What I did experience was a big festival full of political speeches, music, beer and German camaraderie. This untitled fest occurs every year in Hannover and featured many kiosks from political parties (mostly from the liberal side of the political spectrum), though this year had a definite theme of diversity and tolerance and rejecting Neo-Nazi ideals. Birgit and I strolled through the booths, stopping to grab party information, buttons and postcards.

My favorite card from the day featured eight plump, delicious-looking bratwursts and said, “Braun und gut? Kann eigentlich nur eine Bratwurst sein!” meaning, “Brown and good? That can only be a bratwurst!“ Brown is the color traditionally associated with Nazism. Of course, everyone knows that Germans love their wurst.

The slogan for the festival was also “Bunt Statt Braun,” or “colorful instead of brown.” The adjective “bunt” can be used as a term for cultural diversity.

The runner up is a red postcard that reads, “Rote Karte Gegen Nazis,” or “Red card against Nazis.” Anyone that knows anything about soccer should recognize the symbolism here. A red card is a penalty card which can get a player thrown out of a match.

When I was not learning about German politics at the kiosks, I was listening to speeches. There was a stage surrounded by people waving flags and chanting “Nazis Raus!” or “Nazis Out!” Many had signs against nationalism which bobbed above the sea of people.

I saw the Minister President of Niedersachsen, Christian Wulff, give a speech about equality and diversity in Niedersachsen and how Neo-Nazi ideologies had no place in the state or the country as a whole. He publically thanked the 3,000 police patrolling the city, as well as the 15,000 people attending the festival. He received generous applause and the speeches continued. Later a reggae band from Spain took the stage and the waving signs and flags were abandoned as people danced to the music.
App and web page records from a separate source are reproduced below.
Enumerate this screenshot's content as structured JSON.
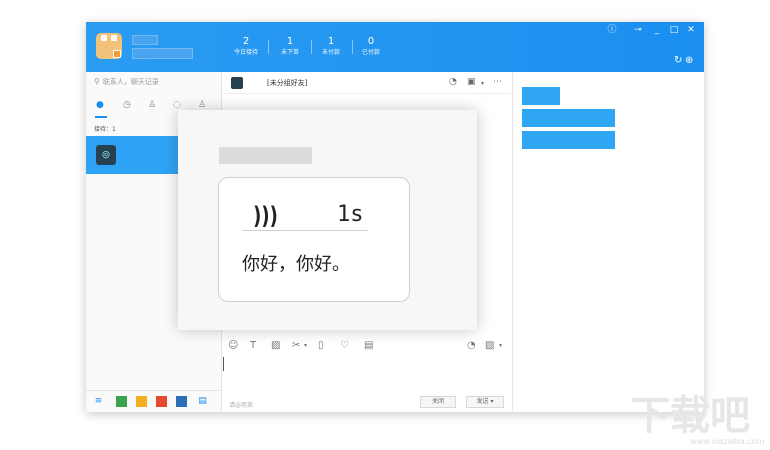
{
  "header": {
    "stats": [
      {
        "value": "2",
        "label": "今日接待"
      },
      {
        "value": "1",
        "label": "未下单"
      },
      {
        "value": "1",
        "label": "未付款"
      },
      {
        "value": "0",
        "label": "已付款"
      }
    ],
    "window_controls": [
      "info-icon",
      "pin-icon",
      "minimize-icon",
      "maximize-icon",
      "close-icon"
    ]
  },
  "sidebar": {
    "search_placeholder": "联系人，聊天记录",
    "tabs": [
      "chat-icon",
      "clock-icon",
      "person-icon",
      "group-icon",
      "team-icon"
    ],
    "counter": "接待：1",
    "contacts": [
      {
        "avatar": "contact-avatar"
      }
    ],
    "bottom_icons": [
      "menu-icon",
      "app-icon-1",
      "app-icon-2",
      "app-icon-3",
      "app-icon-4",
      "app-icon-5"
    ]
  },
  "chat": {
    "header_title": "[未分组好友]",
    "toolbar_icons": [
      "emoji-icon",
      "text-icon",
      "image-icon",
      "cut-icon",
      "vibrate-icon",
      "heart-icon",
      "trash-icon",
      "history-icon",
      "file-icon"
    ],
    "input_hint": "请@用卖",
    "close_label": "关闭",
    "send_label": "发送",
    "send_menu": "▾"
  },
  "modal": {
    "voice_icon": "voice-wave-icon",
    "voice_glyph": ")))",
    "duration": "1s",
    "message": "你好，你好。"
  },
  "watermark": {
    "text": "下载吧",
    "sub": "www.xiazaiba.com"
  },
  "colors": {
    "header_blue": "#1a8ff0",
    "selected_row": "#2ea3f5",
    "placeholder_blue": "#2fa6f4"
  }
}
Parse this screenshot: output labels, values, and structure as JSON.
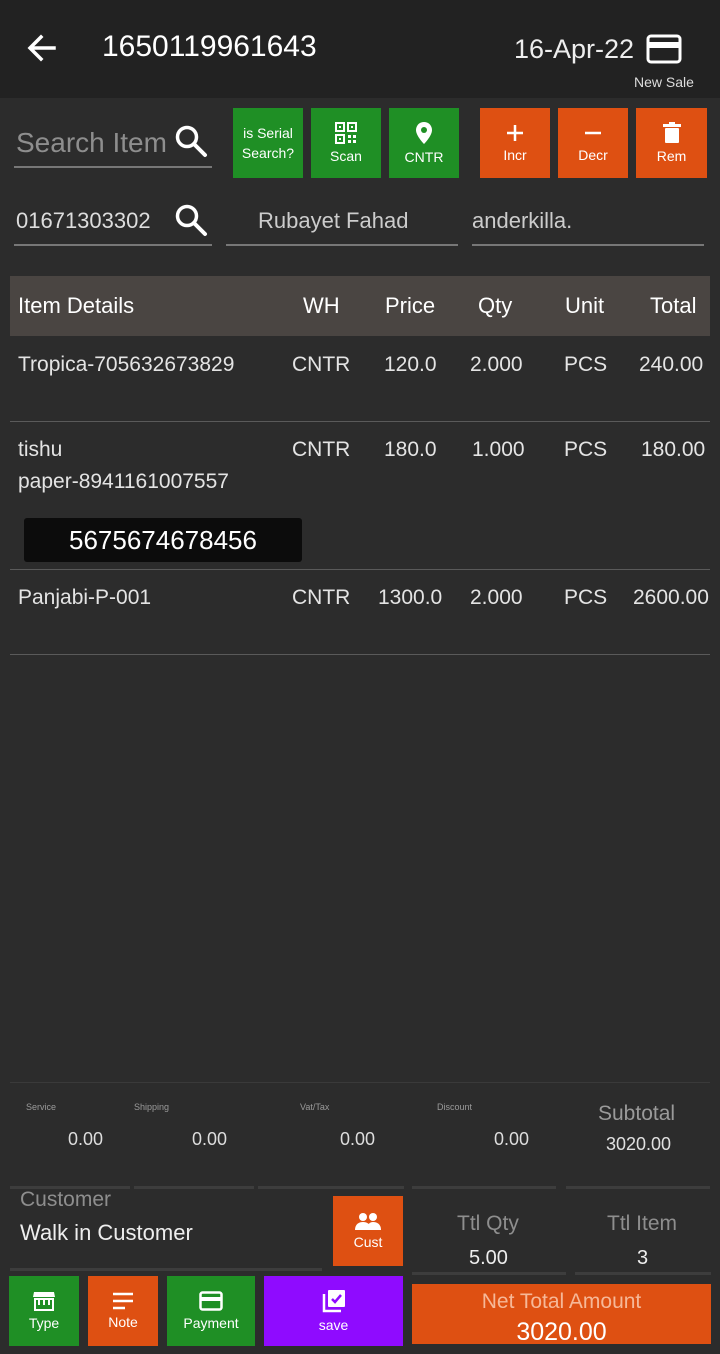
{
  "header": {
    "invoice_no": "1650119961643",
    "date": "16-Apr-22",
    "new_sale_label": "New Sale",
    "back_icon": "arrow-left-icon",
    "card_icon": "credit-card-icon"
  },
  "search": {
    "placeholder": "Search Item",
    "value": ""
  },
  "buttons": {
    "serial": "is Serial Search?",
    "scan": "Scan",
    "cntr": "CNTR",
    "incr": "Incr",
    "decr": "Decr",
    "rem": "Rem",
    "cust": "Cust",
    "type": "Type",
    "note": "Note",
    "payment": "Payment",
    "save": "save"
  },
  "customer_row": {
    "phone": "01671303302",
    "name": "Rubayet Fahad",
    "address": "anderkilla."
  },
  "table": {
    "headers": [
      "Item Details",
      "WH",
      "Price",
      "Qty",
      "Unit",
      "Total"
    ],
    "rows": [
      {
        "item": "Tropica-705632673829",
        "item_line2": "",
        "wh": "CNTR",
        "price": "120.0",
        "qty": "2.000",
        "unit": "PCS",
        "total": "240.00",
        "serial": ""
      },
      {
        "item": "tishu",
        "item_line2": "paper-8941161007557",
        "wh": "CNTR",
        "price": "180.0",
        "qty": "1.000",
        "unit": "PCS",
        "total": "180.00",
        "serial": "5675674678456"
      },
      {
        "item": "Panjabi-P-001",
        "item_line2": "",
        "wh": "CNTR",
        "price": "1300.0",
        "qty": "2.000",
        "unit": "PCS",
        "total": "2600.00",
        "serial": ""
      }
    ]
  },
  "charges": {
    "service_label": "Service",
    "service": "0.00",
    "shipping_label": "Shipping",
    "shipping": "0.00",
    "vat_label": "Vat/Tax",
    "vat": "0.00",
    "discount_label": "Discount",
    "discount": "0.00",
    "subtotal_label": "Subtotal",
    "subtotal": "3020.00"
  },
  "customer": {
    "label": "Customer",
    "value": "Walk in Customer"
  },
  "totals": {
    "ttl_qty_label": "Ttl Qty",
    "ttl_qty": "5.00",
    "ttl_item_label": "Ttl Item",
    "ttl_item": "3",
    "net_label": "Net Total Amount",
    "net_total": "3020.00"
  },
  "colors": {
    "green": "#1f8f25",
    "orange": "#de5012",
    "purple": "#8f0bff",
    "background": "#2c2c2c"
  }
}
Later reflecting on my experience at the festival, I was very happy to have gone. So often is present day Germany pinned with its past of fascism and hate. Though history should not be forgotten, too many people associate modern Germany with racism and radical philosophies concurrent with WWII. Those who fall into this category, here’s a figure for you: there were an estimated 1,000 Neo-Nazis expected to rally in Hannover May 1. An estimated 15,000 rallied against them the same day. I am proud that I was one of 15,000.